---- Information provided
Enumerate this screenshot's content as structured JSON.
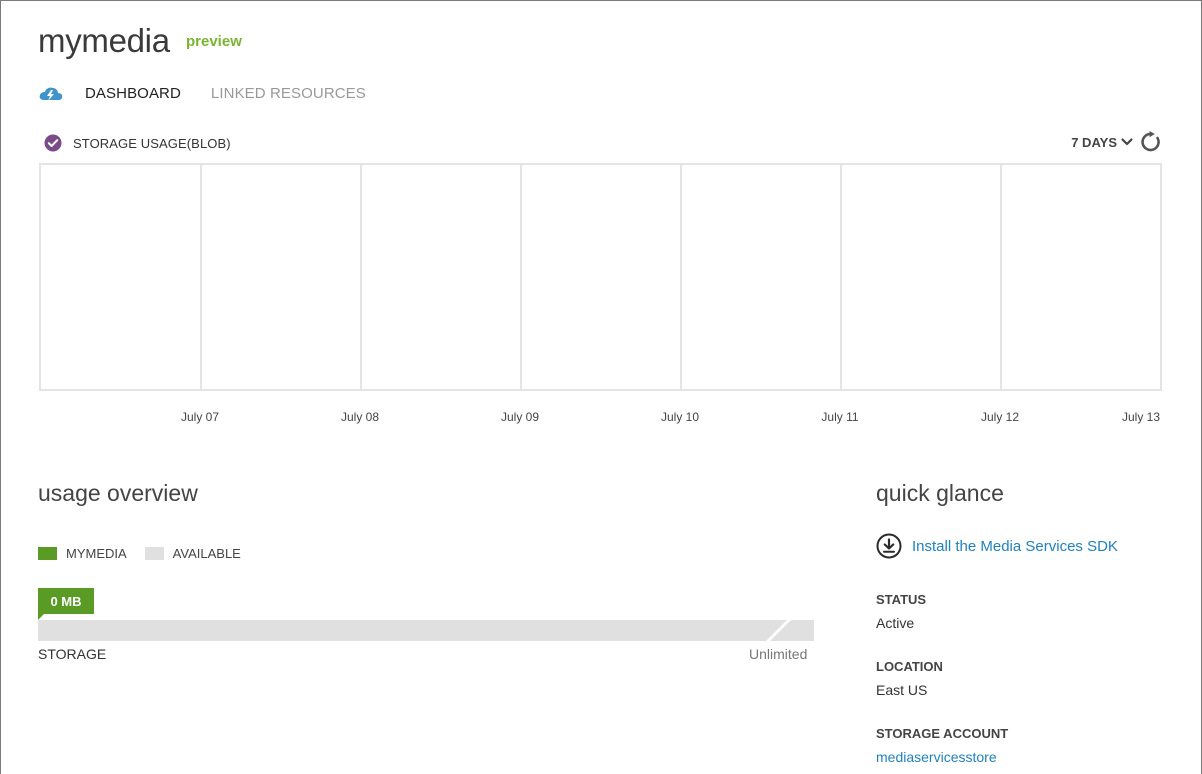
{
  "header": {
    "title": "mymedia",
    "badge": "preview"
  },
  "nav": {
    "icon": "cloud-lightning-icon",
    "tabs": [
      {
        "label": "DASHBOARD",
        "active": true
      },
      {
        "label": "LINKED RESOURCES",
        "active": false
      }
    ]
  },
  "metric": {
    "label": "STORAGE USAGE(BLOB)",
    "checked": true,
    "range_label": "7 DAYS",
    "range_icon": "chevron-down-icon",
    "refresh_icon": "refresh-icon"
  },
  "chart_data": {
    "type": "line",
    "x": [
      "July 07",
      "July 08",
      "July 09",
      "July 10",
      "July 11",
      "July 12",
      "July 13"
    ],
    "series": [],
    "grid": true
  },
  "usage_overview": {
    "title": "usage overview",
    "legend": [
      {
        "label": "MYMEDIA",
        "color": "#5a9b25"
      },
      {
        "label": "AVAILABLE",
        "color": "#e0e0e0"
      }
    ],
    "badge": "0 MB",
    "used_fraction": 0,
    "storage_label": "STORAGE",
    "limit_label": "Unlimited"
  },
  "quick_glance": {
    "title": "quick glance",
    "sdk_icon": "download-circle-icon",
    "sdk_link": "Install the Media Services SDK",
    "status_label": "STATUS",
    "status_value": "Active",
    "location_label": "LOCATION",
    "location_value": "East US",
    "account_label": "STORAGE ACCOUNT",
    "account_value": "mediaservicesstore"
  },
  "colors": {
    "accent_green": "#5a9b25",
    "preview_green": "#7ab531",
    "link_blue": "#1f82c0",
    "check_purple": "#7a4d8a"
  }
}
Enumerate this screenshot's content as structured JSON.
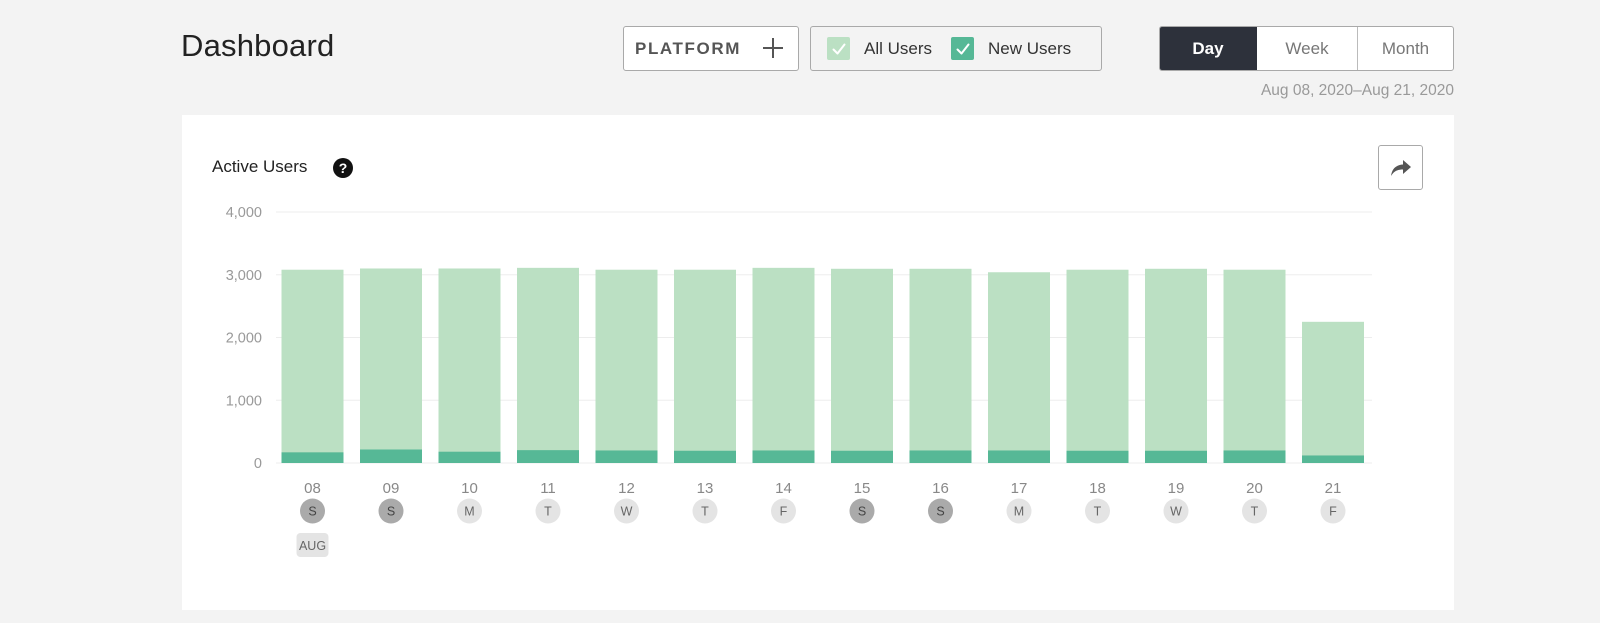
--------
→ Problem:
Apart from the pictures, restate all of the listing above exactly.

→ Solved problem:
Enumerate this screenshot's content as structured JSON.
{
  "header": {
    "title": "mymedia",
    "badge": "preview"
  },
  "nav": {
    "icon": "cloud-lightning-icon",
    "tabs": [
      {
        "label": "DASHBOARD",
        "active": true
      },
      {
        "label": "LINKED RESOURCES",
        "active": false
      }
    ]
  },
  "metric": {
    "label": "STORAGE USAGE(BLOB)",
    "checked": true,
    "range_label": "7 DAYS",
    "range_icon": "chevron-down-icon",
    "refresh_icon": "refresh-icon"
  },
  "chart_data": {
    "type": "line",
    "x": [
      "July 07",
      "July 08",
      "July 09",
      "July 10",
      "July 11",
      "July 12",
      "July 13"
    ],
    "series": [],
    "grid": true
  },
  "usage_overview": {
    "title": "usage overview",
    "legend": [
      {
        "label": "MYMEDIA",
        "color": "#5a9b25"
      },
      {
        "label": "AVAILABLE",
        "color": "#e0e0e0"
      }
    ],
    "badge": "0 MB",
    "used_fraction": 0,
    "storage_label": "STORAGE",
    "limit_label": "Unlimited"
  },
  "quick_glance": {
    "title": "quick glance",
    "sdk_icon": "download-circle-icon",
    "sdk_link": "Install the Media Services SDK",
    "status_label": "STATUS",
    "status_value": "Active",
    "location_label": "LOCATION",
    "location_value": "East US",
    "account_label": "STORAGE ACCOUNT",
    "account_value": "mediaservicesstore"
  },
  "colors": {
    "accent_green": "#5a9b25",
    "preview_green": "#7ab531",
    "link_blue": "#1f82c0",
    "check_purple": "#7a4d8a"
  }
}
Enumerate this screenshot's content as structured JSON.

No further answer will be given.